** WHAT TO WORK ON **
The records follow. Retype them without a single change.

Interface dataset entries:
★ ★ ★ ★ ★ ★ ★

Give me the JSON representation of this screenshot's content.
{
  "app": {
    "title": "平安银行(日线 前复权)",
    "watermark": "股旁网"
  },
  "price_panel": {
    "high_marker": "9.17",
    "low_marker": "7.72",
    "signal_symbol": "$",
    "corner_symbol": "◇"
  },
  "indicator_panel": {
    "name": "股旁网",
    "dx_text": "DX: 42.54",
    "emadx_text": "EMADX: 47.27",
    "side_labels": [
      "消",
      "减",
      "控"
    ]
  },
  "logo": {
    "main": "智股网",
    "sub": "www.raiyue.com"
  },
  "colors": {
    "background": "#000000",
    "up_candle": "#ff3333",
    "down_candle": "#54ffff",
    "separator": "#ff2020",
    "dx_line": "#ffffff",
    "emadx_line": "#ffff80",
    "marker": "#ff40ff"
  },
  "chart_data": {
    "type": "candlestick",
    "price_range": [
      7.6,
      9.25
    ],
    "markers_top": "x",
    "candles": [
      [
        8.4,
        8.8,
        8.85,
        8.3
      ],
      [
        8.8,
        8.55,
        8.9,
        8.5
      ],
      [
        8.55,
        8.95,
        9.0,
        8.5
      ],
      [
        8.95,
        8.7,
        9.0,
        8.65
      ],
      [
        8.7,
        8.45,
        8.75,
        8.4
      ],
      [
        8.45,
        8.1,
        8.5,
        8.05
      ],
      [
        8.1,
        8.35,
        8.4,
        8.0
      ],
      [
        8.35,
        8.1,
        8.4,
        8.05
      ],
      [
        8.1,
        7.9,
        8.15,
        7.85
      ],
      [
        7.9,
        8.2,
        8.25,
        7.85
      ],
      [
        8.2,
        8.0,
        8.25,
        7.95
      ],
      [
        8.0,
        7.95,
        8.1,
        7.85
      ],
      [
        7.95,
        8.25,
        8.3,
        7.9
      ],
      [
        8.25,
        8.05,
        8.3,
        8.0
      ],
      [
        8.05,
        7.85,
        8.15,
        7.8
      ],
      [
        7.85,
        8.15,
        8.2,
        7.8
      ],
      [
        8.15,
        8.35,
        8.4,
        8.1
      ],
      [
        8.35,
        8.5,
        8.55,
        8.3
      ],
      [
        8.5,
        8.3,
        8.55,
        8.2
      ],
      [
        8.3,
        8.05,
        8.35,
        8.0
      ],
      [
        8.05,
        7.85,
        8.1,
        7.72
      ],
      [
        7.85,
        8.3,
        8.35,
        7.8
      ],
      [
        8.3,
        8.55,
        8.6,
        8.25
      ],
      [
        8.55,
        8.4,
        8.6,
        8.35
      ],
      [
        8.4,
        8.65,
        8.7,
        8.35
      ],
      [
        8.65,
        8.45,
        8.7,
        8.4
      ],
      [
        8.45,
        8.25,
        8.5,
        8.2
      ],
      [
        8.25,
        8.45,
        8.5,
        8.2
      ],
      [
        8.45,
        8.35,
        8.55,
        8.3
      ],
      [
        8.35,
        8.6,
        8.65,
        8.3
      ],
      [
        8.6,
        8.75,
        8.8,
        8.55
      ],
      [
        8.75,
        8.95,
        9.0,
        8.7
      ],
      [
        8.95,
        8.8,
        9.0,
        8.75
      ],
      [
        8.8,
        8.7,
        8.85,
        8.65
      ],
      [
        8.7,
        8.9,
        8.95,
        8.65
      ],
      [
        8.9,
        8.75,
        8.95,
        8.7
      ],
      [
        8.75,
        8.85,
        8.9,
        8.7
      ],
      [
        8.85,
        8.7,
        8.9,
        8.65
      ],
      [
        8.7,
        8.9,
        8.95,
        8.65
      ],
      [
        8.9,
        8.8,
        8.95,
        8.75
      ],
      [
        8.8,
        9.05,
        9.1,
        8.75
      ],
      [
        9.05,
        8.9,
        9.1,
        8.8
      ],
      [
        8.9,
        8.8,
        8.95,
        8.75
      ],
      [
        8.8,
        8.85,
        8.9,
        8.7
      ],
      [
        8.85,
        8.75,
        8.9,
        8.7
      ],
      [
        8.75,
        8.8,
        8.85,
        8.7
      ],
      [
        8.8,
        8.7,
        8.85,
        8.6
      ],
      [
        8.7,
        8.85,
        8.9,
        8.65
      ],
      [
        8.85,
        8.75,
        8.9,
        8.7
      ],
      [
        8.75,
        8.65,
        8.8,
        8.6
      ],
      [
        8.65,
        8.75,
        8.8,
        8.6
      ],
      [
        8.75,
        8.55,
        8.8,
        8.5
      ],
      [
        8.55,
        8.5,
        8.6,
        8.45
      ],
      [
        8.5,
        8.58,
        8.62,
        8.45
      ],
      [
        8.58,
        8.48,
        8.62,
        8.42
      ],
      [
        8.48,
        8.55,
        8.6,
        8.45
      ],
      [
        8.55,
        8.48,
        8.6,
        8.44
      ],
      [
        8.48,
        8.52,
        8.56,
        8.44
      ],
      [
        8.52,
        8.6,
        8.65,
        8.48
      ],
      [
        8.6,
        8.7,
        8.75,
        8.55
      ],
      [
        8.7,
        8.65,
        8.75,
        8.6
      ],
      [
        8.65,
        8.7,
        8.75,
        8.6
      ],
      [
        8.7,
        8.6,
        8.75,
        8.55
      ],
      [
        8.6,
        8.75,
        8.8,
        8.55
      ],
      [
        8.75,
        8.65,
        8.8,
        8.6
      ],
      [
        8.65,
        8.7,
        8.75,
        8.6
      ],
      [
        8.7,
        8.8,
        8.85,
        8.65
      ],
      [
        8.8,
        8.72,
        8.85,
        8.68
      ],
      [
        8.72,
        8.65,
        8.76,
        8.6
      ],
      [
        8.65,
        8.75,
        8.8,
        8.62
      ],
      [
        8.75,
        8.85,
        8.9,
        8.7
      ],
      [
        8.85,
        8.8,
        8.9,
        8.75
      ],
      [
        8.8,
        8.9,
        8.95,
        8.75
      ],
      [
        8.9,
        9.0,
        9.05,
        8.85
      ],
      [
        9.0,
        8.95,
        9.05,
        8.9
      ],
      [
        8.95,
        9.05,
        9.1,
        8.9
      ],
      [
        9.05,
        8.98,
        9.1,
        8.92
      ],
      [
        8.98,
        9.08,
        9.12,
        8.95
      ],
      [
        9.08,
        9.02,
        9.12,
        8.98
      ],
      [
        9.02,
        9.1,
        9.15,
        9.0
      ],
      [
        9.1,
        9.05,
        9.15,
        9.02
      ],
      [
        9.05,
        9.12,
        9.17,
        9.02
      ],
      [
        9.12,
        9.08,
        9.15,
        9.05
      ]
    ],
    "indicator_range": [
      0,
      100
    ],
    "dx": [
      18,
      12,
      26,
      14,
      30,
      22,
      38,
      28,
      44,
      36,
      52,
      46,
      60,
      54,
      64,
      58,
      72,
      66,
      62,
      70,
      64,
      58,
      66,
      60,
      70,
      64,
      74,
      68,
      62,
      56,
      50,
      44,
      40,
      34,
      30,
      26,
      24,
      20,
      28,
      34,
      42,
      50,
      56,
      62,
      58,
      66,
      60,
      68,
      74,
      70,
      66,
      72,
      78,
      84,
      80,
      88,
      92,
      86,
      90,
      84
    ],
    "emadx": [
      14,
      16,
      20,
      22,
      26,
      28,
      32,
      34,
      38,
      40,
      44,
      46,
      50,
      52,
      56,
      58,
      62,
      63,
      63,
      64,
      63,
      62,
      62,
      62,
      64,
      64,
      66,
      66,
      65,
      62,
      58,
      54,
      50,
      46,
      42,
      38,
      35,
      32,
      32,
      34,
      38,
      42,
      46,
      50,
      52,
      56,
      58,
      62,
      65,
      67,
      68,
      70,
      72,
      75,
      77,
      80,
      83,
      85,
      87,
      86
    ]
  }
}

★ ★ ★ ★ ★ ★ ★

** THE COMPLETED TASK **
Give me the JSON representation of this screenshot's content.
{
  "app": {
    "title": "平安银行(日线 前复权)",
    "watermark": "股旁网"
  },
  "price_panel": {
    "high_marker": "9.17",
    "low_marker": "7.72",
    "signal_symbol": "$",
    "corner_symbol": "◇"
  },
  "indicator_panel": {
    "name": "股旁网",
    "dx_text": "DX: 42.54",
    "emadx_text": "EMADX: 47.27",
    "side_labels": [
      "消",
      "减",
      "控"
    ]
  },
  "logo": {
    "main": "智股网",
    "sub": "www.raiyue.com"
  },
  "colors": {
    "background": "#000000",
    "up_candle": "#ff3333",
    "down_candle": "#54ffff",
    "separator": "#ff2020",
    "dx_line": "#ffffff",
    "emadx_line": "#ffff80",
    "marker": "#ff40ff"
  },
  "chart_data": {
    "type": "candlestick",
    "price_range": [
      7.6,
      9.25
    ],
    "markers_top": "x",
    "candles": [
      [
        8.4,
        8.8,
        8.85,
        8.3
      ],
      [
        8.8,
        8.55,
        8.9,
        8.5
      ],
      [
        8.55,
        8.95,
        9.0,
        8.5
      ],
      [
        8.95,
        8.7,
        9.0,
        8.65
      ],
      [
        8.7,
        8.45,
        8.75,
        8.4
      ],
      [
        8.45,
        8.1,
        8.5,
        8.05
      ],
      [
        8.1,
        8.35,
        8.4,
        8.0
      ],
      [
        8.35,
        8.1,
        8.4,
        8.05
      ],
      [
        8.1,
        7.9,
        8.15,
        7.85
      ],
      [
        7.9,
        8.2,
        8.25,
        7.85
      ],
      [
        8.2,
        8.0,
        8.25,
        7.95
      ],
      [
        8.0,
        7.95,
        8.1,
        7.85
      ],
      [
        7.95,
        8.25,
        8.3,
        7.9
      ],
      [
        8.25,
        8.05,
        8.3,
        8.0
      ],
      [
        8.05,
        7.85,
        8.15,
        7.8
      ],
      [
        7.85,
        8.15,
        8.2,
        7.8
      ],
      [
        8.15,
        8.35,
        8.4,
        8.1
      ],
      [
        8.35,
        8.5,
        8.55,
        8.3
      ],
      [
        8.5,
        8.3,
        8.55,
        8.2
      ],
      [
        8.3,
        8.05,
        8.35,
        8.0
      ],
      [
        8.05,
        7.85,
        8.1,
        7.72
      ],
      [
        7.85,
        8.3,
        8.35,
        7.8
      ],
      [
        8.3,
        8.55,
        8.6,
        8.25
      ],
      [
        8.55,
        8.4,
        8.6,
        8.35
      ],
      [
        8.4,
        8.65,
        8.7,
        8.35
      ],
      [
        8.65,
        8.45,
        8.7,
        8.4
      ],
      [
        8.45,
        8.25,
        8.5,
        8.2
      ],
      [
        8.25,
        8.45,
        8.5,
        8.2
      ],
      [
        8.45,
        8.35,
        8.55,
        8.3
      ],
      [
        8.35,
        8.6,
        8.65,
        8.3
      ],
      [
        8.6,
        8.75,
        8.8,
        8.55
      ],
      [
        8.75,
        8.95,
        9.0,
        8.7
      ],
      [
        8.95,
        8.8,
        9.0,
        8.75
      ],
      [
        8.8,
        8.7,
        8.85,
        8.65
      ],
      [
        8.7,
        8.9,
        8.95,
        8.65
      ],
      [
        8.9,
        8.75,
        8.95,
        8.7
      ],
      [
        8.75,
        8.85,
        8.9,
        8.7
      ],
      [
        8.85,
        8.7,
        8.9,
        8.65
      ],
      [
        8.7,
        8.9,
        8.95,
        8.65
      ],
      [
        8.9,
        8.8,
        8.95,
        8.75
      ],
      [
        8.8,
        9.05,
        9.1,
        8.75
      ],
      [
        9.05,
        8.9,
        9.1,
        8.8
      ],
      [
        8.9,
        8.8,
        8.95,
        8.75
      ],
      [
        8.8,
        8.85,
        8.9,
        8.7
      ],
      [
        8.85,
        8.75,
        8.9,
        8.7
      ],
      [
        8.75,
        8.8,
        8.85,
        8.7
      ],
      [
        8.8,
        8.7,
        8.85,
        8.6
      ],
      [
        8.7,
        8.85,
        8.9,
        8.65
      ],
      [
        8.85,
        8.75,
        8.9,
        8.7
      ],
      [
        8.75,
        8.65,
        8.8,
        8.6
      ],
      [
        8.65,
        8.75,
        8.8,
        8.6
      ],
      [
        8.75,
        8.55,
        8.8,
        8.5
      ],
      [
        8.55,
        8.5,
        8.6,
        8.45
      ],
      [
        8.5,
        8.58,
        8.62,
        8.45
      ],
      [
        8.58,
        8.48,
        8.62,
        8.42
      ],
      [
        8.48,
        8.55,
        8.6,
        8.45
      ],
      [
        8.55,
        8.48,
        8.6,
        8.44
      ],
      [
        8.48,
        8.52,
        8.56,
        8.44
      ],
      [
        8.52,
        8.6,
        8.65,
        8.48
      ],
      [
        8.6,
        8.7,
        8.75,
        8.55
      ],
      [
        8.7,
        8.65,
        8.75,
        8.6
      ],
      [
        8.65,
        8.7,
        8.75,
        8.6
      ],
      [
        8.7,
        8.6,
        8.75,
        8.55
      ],
      [
        8.6,
        8.75,
        8.8,
        8.55
      ],
      [
        8.75,
        8.65,
        8.8,
        8.6
      ],
      [
        8.65,
        8.7,
        8.75,
        8.6
      ],
      [
        8.7,
        8.8,
        8.85,
        8.65
      ],
      [
        8.8,
        8.72,
        8.85,
        8.68
      ],
      [
        8.72,
        8.65,
        8.76,
        8.6
      ],
      [
        8.65,
        8.75,
        8.8,
        8.62
      ],
      [
        8.75,
        8.85,
        8.9,
        8.7
      ],
      [
        8.85,
        8.8,
        8.9,
        8.75
      ],
      [
        8.8,
        8.9,
        8.95,
        8.75
      ],
      [
        8.9,
        9.0,
        9.05,
        8.85
      ],
      [
        9.0,
        8.95,
        9.05,
        8.9
      ],
      [
        8.95,
        9.05,
        9.1,
        8.9
      ],
      [
        9.05,
        8.98,
        9.1,
        8.92
      ],
      [
        8.98,
        9.08,
        9.12,
        8.95
      ],
      [
        9.08,
        9.02,
        9.12,
        8.98
      ],
      [
        9.02,
        9.1,
        9.15,
        9.0
      ],
      [
        9.1,
        9.05,
        9.15,
        9.02
      ],
      [
        9.05,
        9.12,
        9.17,
        9.02
      ],
      [
        9.12,
        9.08,
        9.15,
        9.05
      ]
    ],
    "indicator_range": [
      0,
      100
    ],
    "dx": [
      18,
      12,
      26,
      14,
      30,
      22,
      38,
      28,
      44,
      36,
      52,
      46,
      60,
      54,
      64,
      58,
      72,
      66,
      62,
      70,
      64,
      58,
      66,
      60,
      70,
      64,
      74,
      68,
      62,
      56,
      50,
      44,
      40,
      34,
      30,
      26,
      24,
      20,
      28,
      34,
      42,
      50,
      56,
      62,
      58,
      66,
      60,
      68,
      74,
      70,
      66,
      72,
      78,
      84,
      80,
      88,
      92,
      86,
      90,
      84
    ],
    "emadx": [
      14,
      16,
      20,
      22,
      26,
      28,
      32,
      34,
      38,
      40,
      44,
      46,
      50,
      52,
      56,
      58,
      62,
      63,
      63,
      64,
      63,
      62,
      62,
      62,
      64,
      64,
      66,
      66,
      65,
      62,
      58,
      54,
      50,
      46,
      42,
      38,
      35,
      32,
      32,
      34,
      38,
      42,
      46,
      50,
      52,
      56,
      58,
      62,
      65,
      67,
      68,
      70,
      72,
      75,
      77,
      80,
      83,
      85,
      87,
      86
    ]
  }
}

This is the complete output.